The warm glow of candlelight wafted beneath the door like a golden mist, I could see it flickering, dancing, even that unnerved me. I stood in pathetic hesitation, the continuing sounds behind the door pulled at me, twisting and grabbing at my insides, beckoning me to investigate. I knew I had to go through that door, I couldn’t cower behind it forever, Ihadto open it.
With the realisation of duty my questions returned. Who was behind the door? A desperate man in the form of a night-roaming thief? A ferocious wyrm with eyes that burned hot with scorching flame and smouldering wrath? A hell-hailed devil spinning its trident with demonic intent? The thoughts echoed in my mind as I let my hand leave my side. Was I in danger? I turned the handle slowly, trying not to let it click and startle whatever was waiting for me. Should I turn back? The once shiny but by then dulled brass door knob released the stiff catch of the door and it slowly swung open.
My face was enveloped with the warm glow of the candle light that had previously unnerved me, the door that had comfortably shielded me from view was now open, leaving me unguarded, and exposed. At last I could see the source of the noise that had taken away from me any chance I had of a quiet slumber. At last I had eye contact with the cause of my fear. What I could see deserved a reaction, and it got one; my reaction wasn’t one of fear or of anger, it was one of disbelief and wonderment. For what I saw would have surprised any person with even a slight grasp on reality, for sitting on my sofa, quite at home with an open book resting on his lap, was none other, than William Shakespeare.
The house is deceptive, and at first glance you wouldn’t know there was actually anything wrong with it. To the uninformed observer it looks perfectly fine. It’s a grand building, even I, one who has lived within it and discovered its evil cannot deny that, but when darkness falls, and the shadows come to life, it becomes a completely different story. It warps and changes, leaves the realms of possibility and throws away its status as a perfect home. It becomes a Mecca, a prime destination point for the scourge of Perdition. I’m sure in the past you’ve imagined things, played around with the image of what you would expect evil to look like, well I’m afraid you’re mistaken. You see the reality is a lot worse, the image of evil, in my experience, doesn’t always have to install fear, sometimes it can wear the mask of the one person you want to see before you.

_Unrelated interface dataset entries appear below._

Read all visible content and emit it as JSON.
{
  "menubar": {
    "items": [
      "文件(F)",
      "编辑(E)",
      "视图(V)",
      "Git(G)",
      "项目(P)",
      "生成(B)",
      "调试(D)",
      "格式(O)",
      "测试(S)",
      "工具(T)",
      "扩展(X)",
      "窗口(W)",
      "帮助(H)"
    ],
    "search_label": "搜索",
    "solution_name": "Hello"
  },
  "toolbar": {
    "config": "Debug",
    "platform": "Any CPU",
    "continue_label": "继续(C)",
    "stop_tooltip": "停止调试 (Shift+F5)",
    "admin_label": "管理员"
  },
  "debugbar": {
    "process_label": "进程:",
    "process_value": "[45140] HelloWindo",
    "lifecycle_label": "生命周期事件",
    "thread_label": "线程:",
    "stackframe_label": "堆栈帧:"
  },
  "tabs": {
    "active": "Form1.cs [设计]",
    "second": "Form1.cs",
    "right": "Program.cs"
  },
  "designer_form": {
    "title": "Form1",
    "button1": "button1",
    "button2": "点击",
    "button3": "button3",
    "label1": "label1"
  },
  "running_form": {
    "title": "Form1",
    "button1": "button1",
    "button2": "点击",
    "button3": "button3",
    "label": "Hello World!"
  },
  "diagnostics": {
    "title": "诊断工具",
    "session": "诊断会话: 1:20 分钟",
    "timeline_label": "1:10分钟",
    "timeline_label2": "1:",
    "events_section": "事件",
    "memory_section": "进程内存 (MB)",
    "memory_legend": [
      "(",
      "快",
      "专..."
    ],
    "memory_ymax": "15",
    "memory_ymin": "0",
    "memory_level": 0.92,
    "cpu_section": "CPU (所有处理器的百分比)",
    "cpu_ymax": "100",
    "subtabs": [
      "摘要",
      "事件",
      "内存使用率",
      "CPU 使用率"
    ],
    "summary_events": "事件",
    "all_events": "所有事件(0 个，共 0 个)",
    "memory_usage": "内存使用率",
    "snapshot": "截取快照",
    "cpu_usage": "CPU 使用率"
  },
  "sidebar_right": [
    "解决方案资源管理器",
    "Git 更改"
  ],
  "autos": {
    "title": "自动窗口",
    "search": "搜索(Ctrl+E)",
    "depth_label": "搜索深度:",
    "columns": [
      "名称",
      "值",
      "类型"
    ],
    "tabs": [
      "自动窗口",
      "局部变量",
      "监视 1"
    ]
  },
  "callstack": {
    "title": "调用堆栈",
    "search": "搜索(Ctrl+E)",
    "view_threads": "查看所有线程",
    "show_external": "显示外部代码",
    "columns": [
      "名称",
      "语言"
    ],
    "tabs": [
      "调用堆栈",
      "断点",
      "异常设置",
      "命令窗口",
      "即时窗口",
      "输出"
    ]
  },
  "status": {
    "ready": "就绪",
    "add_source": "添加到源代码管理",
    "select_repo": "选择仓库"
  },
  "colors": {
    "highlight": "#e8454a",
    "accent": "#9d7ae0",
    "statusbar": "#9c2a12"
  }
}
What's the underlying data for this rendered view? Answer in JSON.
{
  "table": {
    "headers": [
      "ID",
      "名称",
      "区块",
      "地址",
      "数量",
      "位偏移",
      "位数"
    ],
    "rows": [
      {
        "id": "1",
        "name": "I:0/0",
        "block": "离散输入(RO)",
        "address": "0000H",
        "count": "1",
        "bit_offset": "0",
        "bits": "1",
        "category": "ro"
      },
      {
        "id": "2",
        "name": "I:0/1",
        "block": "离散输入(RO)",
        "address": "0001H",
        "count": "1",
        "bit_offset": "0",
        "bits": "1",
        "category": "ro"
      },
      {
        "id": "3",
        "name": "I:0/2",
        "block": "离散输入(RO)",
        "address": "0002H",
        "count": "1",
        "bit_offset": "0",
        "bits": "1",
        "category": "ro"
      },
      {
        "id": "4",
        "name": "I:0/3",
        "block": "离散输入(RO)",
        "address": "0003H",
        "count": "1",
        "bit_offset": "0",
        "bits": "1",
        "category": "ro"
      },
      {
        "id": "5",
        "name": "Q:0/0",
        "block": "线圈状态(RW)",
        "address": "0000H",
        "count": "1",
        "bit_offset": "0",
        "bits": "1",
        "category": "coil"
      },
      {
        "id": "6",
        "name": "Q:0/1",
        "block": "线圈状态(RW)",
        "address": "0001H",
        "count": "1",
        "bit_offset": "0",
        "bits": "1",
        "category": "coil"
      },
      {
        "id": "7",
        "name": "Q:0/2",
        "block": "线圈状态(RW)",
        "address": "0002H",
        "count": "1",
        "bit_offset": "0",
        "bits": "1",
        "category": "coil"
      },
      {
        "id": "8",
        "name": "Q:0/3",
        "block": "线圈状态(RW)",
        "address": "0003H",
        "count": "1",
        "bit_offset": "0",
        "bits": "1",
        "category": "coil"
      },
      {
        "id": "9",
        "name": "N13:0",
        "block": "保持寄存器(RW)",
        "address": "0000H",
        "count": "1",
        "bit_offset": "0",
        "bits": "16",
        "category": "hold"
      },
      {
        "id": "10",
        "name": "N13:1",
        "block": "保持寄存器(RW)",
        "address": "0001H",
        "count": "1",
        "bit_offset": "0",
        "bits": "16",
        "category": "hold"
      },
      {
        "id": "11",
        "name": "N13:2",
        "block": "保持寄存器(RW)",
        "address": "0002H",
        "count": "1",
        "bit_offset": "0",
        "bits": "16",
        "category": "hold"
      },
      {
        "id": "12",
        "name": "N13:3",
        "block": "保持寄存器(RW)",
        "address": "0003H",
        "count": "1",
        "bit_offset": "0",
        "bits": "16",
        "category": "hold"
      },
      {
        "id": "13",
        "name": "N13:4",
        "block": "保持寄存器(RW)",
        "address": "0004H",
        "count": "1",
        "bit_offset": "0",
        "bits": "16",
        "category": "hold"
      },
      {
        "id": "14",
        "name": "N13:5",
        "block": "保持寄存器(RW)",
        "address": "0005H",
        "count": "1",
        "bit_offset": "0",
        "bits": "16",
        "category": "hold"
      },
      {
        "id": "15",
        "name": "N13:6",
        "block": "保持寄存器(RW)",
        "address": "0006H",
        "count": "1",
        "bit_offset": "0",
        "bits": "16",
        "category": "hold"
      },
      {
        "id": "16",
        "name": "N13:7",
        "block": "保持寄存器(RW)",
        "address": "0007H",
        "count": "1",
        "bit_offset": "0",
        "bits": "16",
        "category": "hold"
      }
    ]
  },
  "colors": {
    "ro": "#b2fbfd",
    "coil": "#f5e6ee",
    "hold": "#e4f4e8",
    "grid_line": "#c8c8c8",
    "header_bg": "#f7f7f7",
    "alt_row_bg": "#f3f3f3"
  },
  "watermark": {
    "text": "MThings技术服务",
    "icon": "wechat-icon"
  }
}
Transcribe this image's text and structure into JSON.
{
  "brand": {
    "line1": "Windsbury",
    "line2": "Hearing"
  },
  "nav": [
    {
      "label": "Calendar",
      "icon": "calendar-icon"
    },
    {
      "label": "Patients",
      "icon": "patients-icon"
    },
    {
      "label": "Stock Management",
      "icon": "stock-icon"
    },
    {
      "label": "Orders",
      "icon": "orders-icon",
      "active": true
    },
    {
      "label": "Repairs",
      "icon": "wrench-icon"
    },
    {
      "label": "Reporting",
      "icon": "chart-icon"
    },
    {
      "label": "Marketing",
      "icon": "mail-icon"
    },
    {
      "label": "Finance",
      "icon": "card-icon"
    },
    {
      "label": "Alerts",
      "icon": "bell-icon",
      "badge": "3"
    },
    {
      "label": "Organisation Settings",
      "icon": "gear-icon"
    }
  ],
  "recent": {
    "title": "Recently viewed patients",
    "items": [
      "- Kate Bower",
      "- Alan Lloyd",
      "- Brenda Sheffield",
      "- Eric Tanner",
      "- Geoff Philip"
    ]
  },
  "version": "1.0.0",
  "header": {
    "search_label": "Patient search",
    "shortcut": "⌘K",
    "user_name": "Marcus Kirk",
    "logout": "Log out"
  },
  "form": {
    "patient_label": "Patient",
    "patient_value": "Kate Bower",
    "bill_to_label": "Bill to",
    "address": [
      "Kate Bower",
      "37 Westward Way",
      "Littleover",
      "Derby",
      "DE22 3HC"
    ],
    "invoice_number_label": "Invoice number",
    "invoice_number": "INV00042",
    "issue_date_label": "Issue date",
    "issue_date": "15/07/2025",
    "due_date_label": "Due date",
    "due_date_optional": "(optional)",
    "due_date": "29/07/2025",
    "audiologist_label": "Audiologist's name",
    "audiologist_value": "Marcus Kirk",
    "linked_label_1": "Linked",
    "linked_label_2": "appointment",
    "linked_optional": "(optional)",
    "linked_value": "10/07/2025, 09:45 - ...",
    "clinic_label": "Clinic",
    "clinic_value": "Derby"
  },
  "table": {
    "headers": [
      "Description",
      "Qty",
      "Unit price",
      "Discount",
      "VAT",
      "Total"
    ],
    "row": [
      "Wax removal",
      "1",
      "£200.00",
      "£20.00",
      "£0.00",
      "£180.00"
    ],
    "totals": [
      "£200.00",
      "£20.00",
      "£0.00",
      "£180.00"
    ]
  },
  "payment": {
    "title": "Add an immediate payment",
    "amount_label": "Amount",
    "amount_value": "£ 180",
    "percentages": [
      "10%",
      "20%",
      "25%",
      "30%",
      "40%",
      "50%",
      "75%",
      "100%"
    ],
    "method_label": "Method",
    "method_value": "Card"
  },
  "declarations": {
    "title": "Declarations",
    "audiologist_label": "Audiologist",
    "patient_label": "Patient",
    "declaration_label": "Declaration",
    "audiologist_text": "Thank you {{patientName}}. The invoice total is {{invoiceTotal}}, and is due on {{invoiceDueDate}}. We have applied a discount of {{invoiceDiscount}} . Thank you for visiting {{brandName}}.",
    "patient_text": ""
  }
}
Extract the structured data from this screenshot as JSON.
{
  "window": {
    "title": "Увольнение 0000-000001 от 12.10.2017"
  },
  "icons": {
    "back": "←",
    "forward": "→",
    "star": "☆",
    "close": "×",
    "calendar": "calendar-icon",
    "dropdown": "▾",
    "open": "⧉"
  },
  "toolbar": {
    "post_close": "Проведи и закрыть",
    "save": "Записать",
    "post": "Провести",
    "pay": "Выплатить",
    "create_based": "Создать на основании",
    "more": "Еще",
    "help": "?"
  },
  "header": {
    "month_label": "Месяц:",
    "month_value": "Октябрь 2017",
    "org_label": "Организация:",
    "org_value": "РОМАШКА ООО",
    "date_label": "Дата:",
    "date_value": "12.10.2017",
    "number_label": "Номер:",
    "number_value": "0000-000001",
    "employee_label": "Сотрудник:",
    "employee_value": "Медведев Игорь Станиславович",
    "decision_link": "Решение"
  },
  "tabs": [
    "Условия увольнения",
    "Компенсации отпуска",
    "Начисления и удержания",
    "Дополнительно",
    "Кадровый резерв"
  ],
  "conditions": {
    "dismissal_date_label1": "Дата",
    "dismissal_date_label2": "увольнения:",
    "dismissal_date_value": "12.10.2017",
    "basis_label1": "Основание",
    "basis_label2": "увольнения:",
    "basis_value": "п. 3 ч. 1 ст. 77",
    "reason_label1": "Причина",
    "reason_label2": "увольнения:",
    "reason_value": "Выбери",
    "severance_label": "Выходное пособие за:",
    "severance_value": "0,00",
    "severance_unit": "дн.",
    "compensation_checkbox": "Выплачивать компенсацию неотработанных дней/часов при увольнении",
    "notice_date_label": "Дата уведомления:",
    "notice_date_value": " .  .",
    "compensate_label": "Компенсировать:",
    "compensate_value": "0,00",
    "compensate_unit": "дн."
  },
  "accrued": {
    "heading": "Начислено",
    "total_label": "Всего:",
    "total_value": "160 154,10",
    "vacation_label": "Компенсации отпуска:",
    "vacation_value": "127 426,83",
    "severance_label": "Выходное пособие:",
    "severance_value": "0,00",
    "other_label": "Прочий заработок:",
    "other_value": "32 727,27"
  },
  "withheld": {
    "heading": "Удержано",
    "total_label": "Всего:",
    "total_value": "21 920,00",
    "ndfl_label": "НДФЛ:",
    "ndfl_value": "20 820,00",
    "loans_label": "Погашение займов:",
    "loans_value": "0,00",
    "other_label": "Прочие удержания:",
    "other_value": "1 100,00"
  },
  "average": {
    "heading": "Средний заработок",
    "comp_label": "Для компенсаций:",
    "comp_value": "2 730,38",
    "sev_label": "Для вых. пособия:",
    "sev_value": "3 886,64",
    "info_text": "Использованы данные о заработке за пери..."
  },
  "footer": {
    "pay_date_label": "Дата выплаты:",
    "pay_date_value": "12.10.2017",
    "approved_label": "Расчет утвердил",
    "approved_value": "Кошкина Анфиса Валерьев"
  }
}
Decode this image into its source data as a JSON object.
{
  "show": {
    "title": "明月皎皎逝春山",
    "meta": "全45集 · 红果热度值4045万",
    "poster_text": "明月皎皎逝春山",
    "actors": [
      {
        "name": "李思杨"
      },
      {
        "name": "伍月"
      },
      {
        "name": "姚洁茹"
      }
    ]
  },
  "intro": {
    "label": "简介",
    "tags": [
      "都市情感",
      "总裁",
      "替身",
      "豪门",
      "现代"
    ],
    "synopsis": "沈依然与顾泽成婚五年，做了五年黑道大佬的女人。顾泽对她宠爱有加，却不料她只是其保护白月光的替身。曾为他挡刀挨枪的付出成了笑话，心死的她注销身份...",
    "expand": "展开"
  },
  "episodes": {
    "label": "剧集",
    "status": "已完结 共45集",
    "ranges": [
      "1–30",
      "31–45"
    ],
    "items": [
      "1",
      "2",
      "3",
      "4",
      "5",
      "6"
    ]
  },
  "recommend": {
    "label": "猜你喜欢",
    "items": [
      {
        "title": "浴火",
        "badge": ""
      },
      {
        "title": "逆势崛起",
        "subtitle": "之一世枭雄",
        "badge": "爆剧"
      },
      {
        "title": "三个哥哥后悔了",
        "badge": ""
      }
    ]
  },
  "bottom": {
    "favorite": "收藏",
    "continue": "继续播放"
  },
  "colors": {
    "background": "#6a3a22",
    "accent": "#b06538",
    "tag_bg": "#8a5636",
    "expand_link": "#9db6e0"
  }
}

So, for the first time in longer than I’m proud of I’m actually releasing the lock. For many years I’ve felt the need to keep the door firmly closed to most, but for you, my friend, I’m making an exception. I feel as though I owe it to the outside world to allow at least someone to enter into this house and experience what I do almost every night. I need to know that my time spent in the house hasn’t made me insane, I need to know that I’m not seeing things, that my eyes aren’t deceiving me. I need to know, dear reader, that you see them too.